⟨

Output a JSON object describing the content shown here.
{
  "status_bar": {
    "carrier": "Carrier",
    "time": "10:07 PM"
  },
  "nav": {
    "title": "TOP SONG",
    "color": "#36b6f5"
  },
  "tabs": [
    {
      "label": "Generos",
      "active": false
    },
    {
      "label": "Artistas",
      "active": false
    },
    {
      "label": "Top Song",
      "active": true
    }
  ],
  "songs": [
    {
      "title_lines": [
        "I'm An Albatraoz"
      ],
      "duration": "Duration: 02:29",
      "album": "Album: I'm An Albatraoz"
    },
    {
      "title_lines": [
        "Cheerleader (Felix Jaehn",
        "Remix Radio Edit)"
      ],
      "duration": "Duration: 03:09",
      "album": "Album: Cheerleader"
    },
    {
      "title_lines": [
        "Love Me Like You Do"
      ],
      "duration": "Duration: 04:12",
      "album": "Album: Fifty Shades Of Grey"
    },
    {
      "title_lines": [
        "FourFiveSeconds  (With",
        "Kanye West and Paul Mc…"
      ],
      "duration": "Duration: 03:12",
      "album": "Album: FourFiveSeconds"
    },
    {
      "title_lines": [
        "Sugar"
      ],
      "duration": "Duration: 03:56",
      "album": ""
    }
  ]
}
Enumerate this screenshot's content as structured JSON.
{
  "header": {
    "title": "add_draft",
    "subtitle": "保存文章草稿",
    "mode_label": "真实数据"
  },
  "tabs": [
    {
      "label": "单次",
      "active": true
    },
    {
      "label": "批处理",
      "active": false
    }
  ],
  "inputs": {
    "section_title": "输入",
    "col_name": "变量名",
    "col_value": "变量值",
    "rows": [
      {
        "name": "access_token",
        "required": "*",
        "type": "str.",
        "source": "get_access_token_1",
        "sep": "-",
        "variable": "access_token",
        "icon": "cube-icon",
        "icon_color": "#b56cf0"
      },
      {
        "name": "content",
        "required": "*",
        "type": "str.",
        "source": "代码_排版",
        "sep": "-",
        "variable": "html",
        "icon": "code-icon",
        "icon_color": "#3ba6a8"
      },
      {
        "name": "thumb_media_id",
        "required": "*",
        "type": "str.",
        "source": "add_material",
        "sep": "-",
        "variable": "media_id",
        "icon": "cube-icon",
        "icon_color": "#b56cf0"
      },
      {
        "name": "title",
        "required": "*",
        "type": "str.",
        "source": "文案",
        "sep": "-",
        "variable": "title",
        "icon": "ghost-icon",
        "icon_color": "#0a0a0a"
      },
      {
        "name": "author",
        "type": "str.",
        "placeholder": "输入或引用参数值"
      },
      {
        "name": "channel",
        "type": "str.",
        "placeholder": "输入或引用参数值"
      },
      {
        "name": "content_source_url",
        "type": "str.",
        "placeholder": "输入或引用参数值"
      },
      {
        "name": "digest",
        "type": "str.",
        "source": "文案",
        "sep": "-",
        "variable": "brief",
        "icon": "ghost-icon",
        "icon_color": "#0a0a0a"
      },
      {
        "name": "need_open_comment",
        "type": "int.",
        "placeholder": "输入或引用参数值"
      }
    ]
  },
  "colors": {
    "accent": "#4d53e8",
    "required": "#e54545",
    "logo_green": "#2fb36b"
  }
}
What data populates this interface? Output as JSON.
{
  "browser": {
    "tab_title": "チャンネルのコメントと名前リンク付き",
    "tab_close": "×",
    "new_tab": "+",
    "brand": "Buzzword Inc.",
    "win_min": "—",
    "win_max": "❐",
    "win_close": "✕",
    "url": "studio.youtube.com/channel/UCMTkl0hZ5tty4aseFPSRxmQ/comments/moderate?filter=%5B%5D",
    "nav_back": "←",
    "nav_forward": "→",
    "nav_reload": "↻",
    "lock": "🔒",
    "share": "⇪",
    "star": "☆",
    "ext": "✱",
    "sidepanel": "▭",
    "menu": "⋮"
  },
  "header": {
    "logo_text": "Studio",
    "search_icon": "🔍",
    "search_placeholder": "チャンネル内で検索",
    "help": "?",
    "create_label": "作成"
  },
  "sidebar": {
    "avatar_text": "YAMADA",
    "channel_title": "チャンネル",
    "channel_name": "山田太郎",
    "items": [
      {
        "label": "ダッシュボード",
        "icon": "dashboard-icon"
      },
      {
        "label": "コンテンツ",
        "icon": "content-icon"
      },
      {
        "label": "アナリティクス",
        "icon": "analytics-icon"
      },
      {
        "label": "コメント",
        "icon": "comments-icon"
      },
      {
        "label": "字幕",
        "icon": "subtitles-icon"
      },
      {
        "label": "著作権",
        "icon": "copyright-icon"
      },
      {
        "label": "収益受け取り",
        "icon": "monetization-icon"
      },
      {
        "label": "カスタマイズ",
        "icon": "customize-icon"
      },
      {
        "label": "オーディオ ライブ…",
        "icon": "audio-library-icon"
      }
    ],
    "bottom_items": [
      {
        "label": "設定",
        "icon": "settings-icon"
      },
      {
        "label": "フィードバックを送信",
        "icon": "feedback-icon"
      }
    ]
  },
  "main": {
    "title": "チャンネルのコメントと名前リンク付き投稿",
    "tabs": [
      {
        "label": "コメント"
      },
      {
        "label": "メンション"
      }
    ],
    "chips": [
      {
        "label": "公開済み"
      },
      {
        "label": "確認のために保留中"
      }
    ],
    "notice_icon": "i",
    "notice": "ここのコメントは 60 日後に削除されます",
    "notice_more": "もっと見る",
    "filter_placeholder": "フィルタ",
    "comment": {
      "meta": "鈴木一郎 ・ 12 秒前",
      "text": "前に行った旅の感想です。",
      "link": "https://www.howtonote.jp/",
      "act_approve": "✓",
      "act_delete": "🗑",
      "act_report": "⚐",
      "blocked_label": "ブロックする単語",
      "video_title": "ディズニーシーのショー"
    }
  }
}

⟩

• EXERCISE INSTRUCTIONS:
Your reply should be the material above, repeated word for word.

• REPLY TO THE TASK:
Output a JSON object describing the content shown here.
{
  "status_bar": {
    "carrier": "Carrier",
    "time": "10:07 PM"
  },
  "nav": {
    "title": "TOP SONG",
    "color": "#36b6f5"
  },
  "tabs": [
    {
      "label": "Generos",
      "active": false
    },
    {
      "label": "Artistas",
      "active": false
    },
    {
      "label": "Top Song",
      "active": true
    }
  ],
  "songs": [
    {
      "title_lines": [
        "I'm An Albatraoz"
      ],
      "duration": "Duration: 02:29",
      "album": "Album: I'm An Albatraoz"
    },
    {
      "title_lines": [
        "Cheerleader (Felix Jaehn",
        "Remix Radio Edit)"
      ],
      "duration": "Duration: 03:09",
      "album": "Album: Cheerleader"
    },
    {
      "title_lines": [
        "Love Me Like You Do"
      ],
      "duration": "Duration: 04:12",
      "album": "Album: Fifty Shades Of Grey"
    },
    {
      "title_lines": [
        "FourFiveSeconds  (With",
        "Kanye West and Paul Mc…"
      ],
      "duration": "Duration: 03:12",
      "album": "Album: FourFiveSeconds"
    },
    {
      "title_lines": [
        "Sugar"
      ],
      "duration": "Duration: 03:56",
      "album": ""
    }
  ]
}
Enumerate this screenshot's content as structured JSON.
{
  "header": {
    "title": "add_draft",
    "subtitle": "保存文章草稿",
    "mode_label": "真实数据"
  },
  "tabs": [
    {
      "label": "单次",
      "active": true
    },
    {
      "label": "批处理",
      "active": false
    }
  ],
  "inputs": {
    "section_title": "输入",
    "col_name": "变量名",
    "col_value": "变量值",
    "rows": [
      {
        "name": "access_token",
        "required": "*",
        "type": "str.",
        "source": "get_access_token_1",
        "sep": "-",
        "variable": "access_token",
        "icon": "cube-icon",
        "icon_color": "#b56cf0"
      },
      {
        "name": "content",
        "required": "*",
        "type": "str.",
        "source": "代码_排版",
        "sep": "-",
        "variable": "html",
        "icon": "code-icon",
        "icon_color": "#3ba6a8"
      },
      {
        "name": "thumb_media_id",
        "required": "*",
        "type": "str.",
        "source": "add_material",
        "sep": "-",
        "variable": "media_id",
        "icon": "cube-icon",
        "icon_color": "#b56cf0"
      },
      {
        "name": "title",
        "required": "*",
        "type": "str.",
        "source": "文案",
        "sep": "-",
        "variable": "title",
        "icon": "ghost-icon",
        "icon_color": "#0a0a0a"
      },
      {
        "name": "author",
        "type": "str.",
        "placeholder": "输入或引用参数值"
      },
      {
        "name": "channel",
        "type": "str.",
        "placeholder": "输入或引用参数值"
      },
      {
        "name": "content_source_url",
        "type": "str.",
        "placeholder": "输入或引用参数值"
      },
      {
        "name": "digest",
        "type": "str.",
        "source": "文案",
        "sep": "-",
        "variable": "brief",
        "icon": "ghost-icon",
        "icon_color": "#0a0a0a"
      },
      {
        "name": "need_open_comment",
        "type": "int.",
        "placeholder": "输入或引用参数值"
      }
    ]
  },
  "colors": {
    "accent": "#4d53e8",
    "required": "#e54545",
    "logo_green": "#2fb36b"
  }
}
What data populates this interface? Output as JSON.
{
  "browser": {
    "tab_title": "チャンネルのコメントと名前リンク付き",
    "tab_close": "×",
    "new_tab": "+",
    "brand": "Buzzword Inc.",
    "win_min": "—",
    "win_max": "❐",
    "win_close": "✕",
    "url": "studio.youtube.com/channel/UCMTkl0hZ5tty4aseFPSRxmQ/comments/moderate?filter=%5B%5D",
    "nav_back": "←",
    "nav_forward": "→",
    "nav_reload": "↻",
    "lock": "🔒",
    "share": "⇪",
    "star": "☆",
    "ext": "✱",
    "sidepanel": "▭",
    "menu": "⋮"
  },
  "header": {
    "logo_text": "Studio",
    "search_icon": "🔍",
    "search_placeholder": "チャンネル内で検索",
    "help": "?",
    "create_label": "作成"
  },
  "sidebar": {
    "avatar_text": "YAMADA",
    "channel_title": "チャンネル",
    "channel_name": "山田太郎",
    "items": [
      {
        "label": "ダッシュボード",
        "icon": "dashboard-icon"
      },
      {
        "label": "コンテンツ",
        "icon": "content-icon"
      },
      {
        "label": "アナリティクス",
        "icon": "analytics-icon"
      },
      {
        "label": "コメント",
        "icon": "comments-icon"
      },
      {
        "label": "字幕",
        "icon": "subtitles-icon"
      },
      {
        "label": "著作権",
        "icon": "copyright-icon"
      },
      {
        "label": "収益受け取り",
        "icon": "monetization-icon"
      },
      {
        "label": "カスタマイズ",
        "icon": "customize-icon"
      },
      {
        "label": "オーディオ ライブ…",
        "icon": "audio-library-icon"
      }
    ],
    "bottom_items": [
      {
        "label": "設定",
        "icon": "settings-icon"
      },
      {
        "label": "フィードバックを送信",
        "icon": "feedback-icon"
      }
    ]
  },
  "main": {
    "title": "チャンネルのコメントと名前リンク付き投稿",
    "tabs": [
      {
        "label": "コメント"
      },
      {
        "label": "メンション"
      }
    ],
    "chips": [
      {
        "label": "公開済み"
      },
      {
        "label": "確認のために保留中"
      }
    ],
    "notice_icon": "i",
    "notice": "ここのコメントは 60 日後に削除されます",
    "notice_more": "もっと見る",
    "filter_placeholder": "フィルタ",
    "comment": {
      "meta": "鈴木一郎 ・ 12 秒前",
      "text": "前に行った旅の感想です。",
      "link": "https://www.howtonote.jp/",
      "act_approve": "✓",
      "act_delete": "🗑",
      "act_report": "⚐",
      "blocked_label": "ブロックする単語",
      "video_title": "ディズニーシーのショー"
    }
  }
}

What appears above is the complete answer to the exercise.